If we set $p=0$, then the first condition is satified. If we simultaneously set $0 = 2-p-q = 2-0-q$, then the second condition is satisfied. Since this last equation is $q=2$, we determine that another equilibrium is $(p,q)=(0,2)$.

These are all the equilibria when $p=0$. Now, we pick the second option for the first condition and set $1-p-q=0$. We can satisfy the second condition by setting $q=0$. Then the first equation becomes $0=1-p-q = 1-p$ or $p=1$. Another equilibrium is $(p,q)=(1,0)$.

If we satisfy the first condition with $1-p-q=0$ and the second condition with $2-p-q=0$, we can attempt to solve the system of equations by subtracting the two equations. The result is $1=0$, which has no solutions. There are no more equilibria.
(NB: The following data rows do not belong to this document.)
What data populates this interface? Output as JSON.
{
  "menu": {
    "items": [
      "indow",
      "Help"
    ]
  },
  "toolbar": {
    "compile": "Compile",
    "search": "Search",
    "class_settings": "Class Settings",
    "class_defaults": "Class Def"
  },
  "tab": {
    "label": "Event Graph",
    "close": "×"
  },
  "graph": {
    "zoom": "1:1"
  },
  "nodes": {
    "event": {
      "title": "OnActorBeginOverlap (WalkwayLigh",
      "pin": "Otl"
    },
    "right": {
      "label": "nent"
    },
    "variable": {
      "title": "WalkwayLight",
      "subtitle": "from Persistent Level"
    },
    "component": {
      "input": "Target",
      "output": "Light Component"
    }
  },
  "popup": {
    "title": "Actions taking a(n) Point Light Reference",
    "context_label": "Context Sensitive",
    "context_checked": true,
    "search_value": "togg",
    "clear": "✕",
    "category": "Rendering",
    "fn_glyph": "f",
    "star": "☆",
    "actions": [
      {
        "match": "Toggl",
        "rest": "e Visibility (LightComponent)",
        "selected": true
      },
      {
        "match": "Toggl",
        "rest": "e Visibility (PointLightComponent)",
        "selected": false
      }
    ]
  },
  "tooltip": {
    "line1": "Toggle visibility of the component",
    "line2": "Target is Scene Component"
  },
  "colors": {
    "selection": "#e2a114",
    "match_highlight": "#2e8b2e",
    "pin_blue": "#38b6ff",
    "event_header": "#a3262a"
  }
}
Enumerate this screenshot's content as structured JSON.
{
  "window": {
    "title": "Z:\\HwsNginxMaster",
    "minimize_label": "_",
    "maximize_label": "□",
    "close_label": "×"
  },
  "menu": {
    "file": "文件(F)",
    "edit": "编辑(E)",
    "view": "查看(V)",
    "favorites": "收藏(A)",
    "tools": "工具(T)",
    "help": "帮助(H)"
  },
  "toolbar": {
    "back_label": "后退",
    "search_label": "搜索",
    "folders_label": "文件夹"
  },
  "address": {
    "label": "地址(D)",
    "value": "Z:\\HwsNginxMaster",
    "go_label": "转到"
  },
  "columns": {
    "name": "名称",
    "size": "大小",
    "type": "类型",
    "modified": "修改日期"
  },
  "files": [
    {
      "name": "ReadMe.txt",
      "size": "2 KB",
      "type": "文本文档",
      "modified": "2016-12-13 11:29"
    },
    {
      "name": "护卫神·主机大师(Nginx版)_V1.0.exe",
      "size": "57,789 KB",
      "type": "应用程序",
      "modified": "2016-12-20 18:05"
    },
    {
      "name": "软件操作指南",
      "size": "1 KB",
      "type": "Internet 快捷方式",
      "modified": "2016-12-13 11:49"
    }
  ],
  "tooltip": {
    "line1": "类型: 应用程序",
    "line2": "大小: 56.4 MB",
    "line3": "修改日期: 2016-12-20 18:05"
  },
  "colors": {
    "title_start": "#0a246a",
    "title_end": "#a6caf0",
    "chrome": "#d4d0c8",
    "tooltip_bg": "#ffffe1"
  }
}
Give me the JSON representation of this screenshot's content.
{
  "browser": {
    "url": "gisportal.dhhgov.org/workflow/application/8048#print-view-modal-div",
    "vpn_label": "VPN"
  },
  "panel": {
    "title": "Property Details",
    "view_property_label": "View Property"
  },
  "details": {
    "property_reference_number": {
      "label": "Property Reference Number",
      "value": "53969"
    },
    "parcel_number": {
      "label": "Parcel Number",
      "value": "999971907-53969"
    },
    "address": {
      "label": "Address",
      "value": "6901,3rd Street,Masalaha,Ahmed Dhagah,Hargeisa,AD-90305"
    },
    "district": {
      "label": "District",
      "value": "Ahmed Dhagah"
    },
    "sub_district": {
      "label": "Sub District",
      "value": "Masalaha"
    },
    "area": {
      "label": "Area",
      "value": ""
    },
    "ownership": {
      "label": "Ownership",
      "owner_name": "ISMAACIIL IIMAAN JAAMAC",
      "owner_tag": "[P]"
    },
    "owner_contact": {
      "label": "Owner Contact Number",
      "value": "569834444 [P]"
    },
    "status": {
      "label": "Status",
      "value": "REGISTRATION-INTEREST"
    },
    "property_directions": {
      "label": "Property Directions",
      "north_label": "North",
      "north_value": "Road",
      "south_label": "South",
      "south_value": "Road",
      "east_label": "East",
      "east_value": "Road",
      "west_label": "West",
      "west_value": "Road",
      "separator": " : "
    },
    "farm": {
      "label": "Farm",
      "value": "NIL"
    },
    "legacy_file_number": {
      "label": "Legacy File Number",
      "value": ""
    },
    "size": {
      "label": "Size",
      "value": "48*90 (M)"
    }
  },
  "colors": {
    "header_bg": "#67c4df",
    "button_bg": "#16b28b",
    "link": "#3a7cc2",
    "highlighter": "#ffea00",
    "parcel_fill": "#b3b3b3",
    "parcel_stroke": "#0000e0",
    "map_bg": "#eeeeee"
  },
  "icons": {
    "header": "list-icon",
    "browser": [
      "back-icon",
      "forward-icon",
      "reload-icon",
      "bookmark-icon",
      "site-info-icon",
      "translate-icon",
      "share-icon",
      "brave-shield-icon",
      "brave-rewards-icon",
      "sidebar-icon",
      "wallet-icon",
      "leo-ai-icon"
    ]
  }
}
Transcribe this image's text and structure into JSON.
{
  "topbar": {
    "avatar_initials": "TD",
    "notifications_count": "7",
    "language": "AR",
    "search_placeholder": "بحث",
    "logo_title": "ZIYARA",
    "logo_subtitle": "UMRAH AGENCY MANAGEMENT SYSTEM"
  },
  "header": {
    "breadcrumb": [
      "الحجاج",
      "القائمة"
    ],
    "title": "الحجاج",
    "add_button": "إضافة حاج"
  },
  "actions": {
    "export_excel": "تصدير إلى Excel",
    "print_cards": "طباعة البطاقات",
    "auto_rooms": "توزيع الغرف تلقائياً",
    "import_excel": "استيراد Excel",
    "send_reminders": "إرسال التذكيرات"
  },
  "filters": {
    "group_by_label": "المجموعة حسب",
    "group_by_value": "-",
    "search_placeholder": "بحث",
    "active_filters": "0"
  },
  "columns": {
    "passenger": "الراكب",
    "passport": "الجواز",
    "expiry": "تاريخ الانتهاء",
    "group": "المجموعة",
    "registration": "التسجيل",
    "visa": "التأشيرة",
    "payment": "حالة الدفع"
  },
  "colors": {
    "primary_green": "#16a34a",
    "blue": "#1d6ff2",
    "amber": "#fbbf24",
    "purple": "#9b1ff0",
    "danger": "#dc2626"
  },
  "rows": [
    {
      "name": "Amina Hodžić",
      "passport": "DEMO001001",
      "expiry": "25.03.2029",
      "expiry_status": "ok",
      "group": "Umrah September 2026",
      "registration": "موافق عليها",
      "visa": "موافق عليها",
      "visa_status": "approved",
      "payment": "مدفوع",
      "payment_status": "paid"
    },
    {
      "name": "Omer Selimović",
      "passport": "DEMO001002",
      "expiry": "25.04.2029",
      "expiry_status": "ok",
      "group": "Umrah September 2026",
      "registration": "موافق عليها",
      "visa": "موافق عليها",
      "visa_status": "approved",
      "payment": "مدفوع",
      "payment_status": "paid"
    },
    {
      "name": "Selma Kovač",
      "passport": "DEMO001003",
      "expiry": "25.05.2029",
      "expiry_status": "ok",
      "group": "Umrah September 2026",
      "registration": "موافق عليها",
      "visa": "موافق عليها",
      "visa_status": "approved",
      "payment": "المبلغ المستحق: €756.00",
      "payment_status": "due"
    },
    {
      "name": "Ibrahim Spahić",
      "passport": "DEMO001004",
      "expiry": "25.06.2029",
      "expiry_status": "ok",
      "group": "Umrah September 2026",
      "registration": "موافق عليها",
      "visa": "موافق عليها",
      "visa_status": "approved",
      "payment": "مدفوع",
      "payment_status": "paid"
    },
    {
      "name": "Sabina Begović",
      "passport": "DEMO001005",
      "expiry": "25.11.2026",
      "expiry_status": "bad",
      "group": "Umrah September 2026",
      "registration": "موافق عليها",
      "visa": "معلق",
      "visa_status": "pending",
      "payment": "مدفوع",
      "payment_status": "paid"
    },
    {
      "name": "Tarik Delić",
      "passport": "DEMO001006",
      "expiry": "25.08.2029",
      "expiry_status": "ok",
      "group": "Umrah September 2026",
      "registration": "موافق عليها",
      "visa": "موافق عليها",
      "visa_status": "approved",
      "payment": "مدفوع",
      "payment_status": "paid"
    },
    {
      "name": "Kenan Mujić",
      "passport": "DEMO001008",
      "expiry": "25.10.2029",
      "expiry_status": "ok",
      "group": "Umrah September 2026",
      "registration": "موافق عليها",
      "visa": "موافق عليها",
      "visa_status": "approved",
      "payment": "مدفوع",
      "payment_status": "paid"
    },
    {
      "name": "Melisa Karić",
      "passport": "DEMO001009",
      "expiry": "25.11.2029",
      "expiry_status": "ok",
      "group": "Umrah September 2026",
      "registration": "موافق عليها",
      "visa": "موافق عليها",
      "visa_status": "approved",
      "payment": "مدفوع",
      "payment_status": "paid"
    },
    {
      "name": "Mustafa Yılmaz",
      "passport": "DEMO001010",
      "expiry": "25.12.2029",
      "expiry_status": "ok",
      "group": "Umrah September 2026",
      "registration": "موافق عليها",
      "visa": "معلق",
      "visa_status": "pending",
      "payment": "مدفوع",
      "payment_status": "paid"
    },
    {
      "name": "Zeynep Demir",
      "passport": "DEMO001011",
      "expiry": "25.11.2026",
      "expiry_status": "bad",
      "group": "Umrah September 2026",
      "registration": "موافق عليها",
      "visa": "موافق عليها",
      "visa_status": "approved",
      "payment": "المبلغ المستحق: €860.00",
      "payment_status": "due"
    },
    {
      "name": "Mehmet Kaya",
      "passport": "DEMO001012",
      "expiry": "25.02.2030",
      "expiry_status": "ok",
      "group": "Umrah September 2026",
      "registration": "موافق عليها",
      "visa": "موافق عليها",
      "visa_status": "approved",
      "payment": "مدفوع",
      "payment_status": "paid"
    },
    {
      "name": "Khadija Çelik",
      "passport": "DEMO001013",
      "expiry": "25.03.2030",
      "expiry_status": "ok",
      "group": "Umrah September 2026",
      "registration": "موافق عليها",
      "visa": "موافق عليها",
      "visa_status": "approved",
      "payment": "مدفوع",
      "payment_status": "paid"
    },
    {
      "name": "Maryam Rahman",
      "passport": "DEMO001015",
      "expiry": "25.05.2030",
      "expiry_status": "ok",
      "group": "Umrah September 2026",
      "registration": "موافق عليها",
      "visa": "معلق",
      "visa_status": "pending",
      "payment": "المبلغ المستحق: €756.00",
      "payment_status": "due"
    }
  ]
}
The equilibria are shown by the orange circles in the below phase plane plot. The thin blue lines are the $p$-nullcline and the thick green lines are the $q$-nullcline.

#### Problem 7

The $r$-nullcline is composed of the lines $r=0$ and $s=2$, which are shown by the thin blue lines in the phase plane plot below. The $s$-nullcline is composed othe lines $s=0$ and $r=2$, which are shown by the thick green lines below. The equilibrium are the two points where they cross: $(r,s)=(0,0)$ and $(r,s)=(3,2)$. The equilibria are shown by the orange circles.

By plugging in test points, one can determine the direction arrows in the different regions of the phase plane. In the region where $r$ and $s$ are positive, the direction arrows show spiralling around the equilibrium $(r,s)=(3,2)$. Starting at the initial condition $(r(0),s(0))=(1,1)$, the direction arrows plotted aren't enough for one to determine exactly how the solution behaves. It could, for example, spiral in a circle (cyan curve) or spiral toward the equilibrium (red curve). The important point is that whatever curve one chooses, it must be consistent with the direction arrows.

#### Problem 8

The $u$-nullcline is composed of the lines $u=0$ and $v=2$, which are shown by the thin blue lines in the phase plane plot below. The $v$-nullcline is composed othe lines $v=0$ and $u=2$, which are shown by the thick green lines below. The equilibrium are the two points where they cross: $(u,v)=(0,0)$ and $(u,v)=(3,2)$. The equilibria are shown by the orange circles.

By plugging in test points, one can determine the direction arrows in the different regions of the phase plane. Starting at the initial condition $(u(0),u(0))=(1,1)$, the trajectory must first move upward and to the right unless it cross the $u$-nullcline, at which point it moves upward and to the left. A trajectory consistent with the direction arrows is shown by the cyan curve.